Eliminating barriers to Sustainability with extreme prejudice
On Sunday I took middle child for a 20 mile cycle ride – choosing a route which looped through parks, around the North of the City and onto the network of old waggonways which once served the coal mines on Tyneside. It was a lovely day all round, but the highlight for me was finding that a really serious pinch point on our route had now been fixed. Previously crossing this busy A-road was like playing a game of high-stakes Frogger, and the nearest pedestrian crossing would involve walking our bikes about half a mile. Frustratingly, the traffic lights for the crossing were installed 18 months ago but sat covered up until now – and the difference is phenomenal. I’ll be taking the youngest next weekend.

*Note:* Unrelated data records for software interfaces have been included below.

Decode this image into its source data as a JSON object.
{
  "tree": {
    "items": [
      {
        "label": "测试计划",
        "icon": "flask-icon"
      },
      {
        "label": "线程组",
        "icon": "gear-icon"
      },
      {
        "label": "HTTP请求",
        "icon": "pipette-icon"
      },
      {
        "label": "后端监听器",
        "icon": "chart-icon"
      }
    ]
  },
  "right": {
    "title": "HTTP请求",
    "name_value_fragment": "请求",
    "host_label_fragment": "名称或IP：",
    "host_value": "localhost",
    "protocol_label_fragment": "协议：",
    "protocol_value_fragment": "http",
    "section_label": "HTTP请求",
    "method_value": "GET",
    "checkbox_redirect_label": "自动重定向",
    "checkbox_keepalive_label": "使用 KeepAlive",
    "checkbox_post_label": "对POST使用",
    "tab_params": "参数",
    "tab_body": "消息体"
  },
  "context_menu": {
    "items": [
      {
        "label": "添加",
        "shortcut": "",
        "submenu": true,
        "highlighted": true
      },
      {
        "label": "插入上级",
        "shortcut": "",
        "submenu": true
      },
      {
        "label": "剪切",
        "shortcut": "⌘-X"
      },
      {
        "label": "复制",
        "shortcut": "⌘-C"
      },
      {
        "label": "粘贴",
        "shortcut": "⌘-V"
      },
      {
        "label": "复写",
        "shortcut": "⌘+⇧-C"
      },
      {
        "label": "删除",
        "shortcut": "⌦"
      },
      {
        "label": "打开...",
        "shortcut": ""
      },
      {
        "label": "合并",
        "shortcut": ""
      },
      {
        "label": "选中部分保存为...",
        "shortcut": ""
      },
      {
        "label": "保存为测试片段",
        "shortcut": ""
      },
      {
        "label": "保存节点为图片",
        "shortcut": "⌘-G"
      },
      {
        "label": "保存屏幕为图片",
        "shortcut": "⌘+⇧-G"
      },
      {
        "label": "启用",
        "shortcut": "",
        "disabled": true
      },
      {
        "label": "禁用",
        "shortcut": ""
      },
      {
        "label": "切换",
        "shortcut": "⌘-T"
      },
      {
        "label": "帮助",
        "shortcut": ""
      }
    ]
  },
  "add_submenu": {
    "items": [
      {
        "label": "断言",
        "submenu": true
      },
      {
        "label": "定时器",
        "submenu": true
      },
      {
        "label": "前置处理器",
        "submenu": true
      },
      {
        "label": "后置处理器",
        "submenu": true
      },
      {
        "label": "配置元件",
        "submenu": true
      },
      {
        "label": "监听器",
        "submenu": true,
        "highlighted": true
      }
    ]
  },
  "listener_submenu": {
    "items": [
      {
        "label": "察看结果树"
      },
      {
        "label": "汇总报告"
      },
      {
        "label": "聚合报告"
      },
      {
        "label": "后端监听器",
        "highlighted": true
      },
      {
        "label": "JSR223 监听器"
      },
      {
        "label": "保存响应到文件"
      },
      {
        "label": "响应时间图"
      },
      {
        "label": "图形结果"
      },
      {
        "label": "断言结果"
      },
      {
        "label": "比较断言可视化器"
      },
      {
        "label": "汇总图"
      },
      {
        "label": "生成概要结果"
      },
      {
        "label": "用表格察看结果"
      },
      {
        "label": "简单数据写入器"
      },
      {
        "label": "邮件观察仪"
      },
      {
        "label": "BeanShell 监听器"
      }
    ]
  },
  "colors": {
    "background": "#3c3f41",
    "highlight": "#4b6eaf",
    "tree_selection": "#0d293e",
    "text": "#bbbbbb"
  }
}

Currently cities across the UK are being offered Government cash to improve cycling/walking routes to avoid a mass switch back to private motorcars as the Covid-19 crisis rumbles on. My view as acting Opposition Transport Spokesperson on the Council here in Newcastle is we should be using this money to address pinch points on our somewhat fragmented Strategic Cycle Network rather than scattering projects across the city. It doesn’t matter if 100m of road is completely safe to cycle along if you have to take your life in your hands to get on and off that road. Yesterday I saw a family on bikes on one of our supposedly Strategic Routes looking in dismay at the 5 lanes of traffic that lay between them and the rest of the safe route into the City Centre. To me, this is where we must invest to unlock the whole route.
This approach is based on my experiences helping my clients deliver Sustainability in practice. In one of my favourite examples, simply removing red tape around the use of a teleconference system boosted demand so much that it went from gathering dust to needing its capacity doubling. Here are some basic principles:
- Before people can act Sustainably, you have to provide the Sustainable option (sounds obvious, but you’d be surprised…);
- That Sustainable option must be easier to use/more attractive than business as usual;
- A chain is only as strong as its weakest link – it doesn’t matter if 99% of the process is easy to use if 1% is really difficult;
- Eliminating such barriers and pinch points to Sustainability can unleash massive behaviour change;
- Some Sustainability people see making others jump through such hoops as some form of integrity test – this is really stupid;
- If you want to know where the barriers are, ask the people who have to use the system.
In the last one, this is a great opportunity to engage people in Sustainability and make them feel part of the solution.Be prepared to get some forthright views, but often the angriest ones point the direction to the nub of the problem.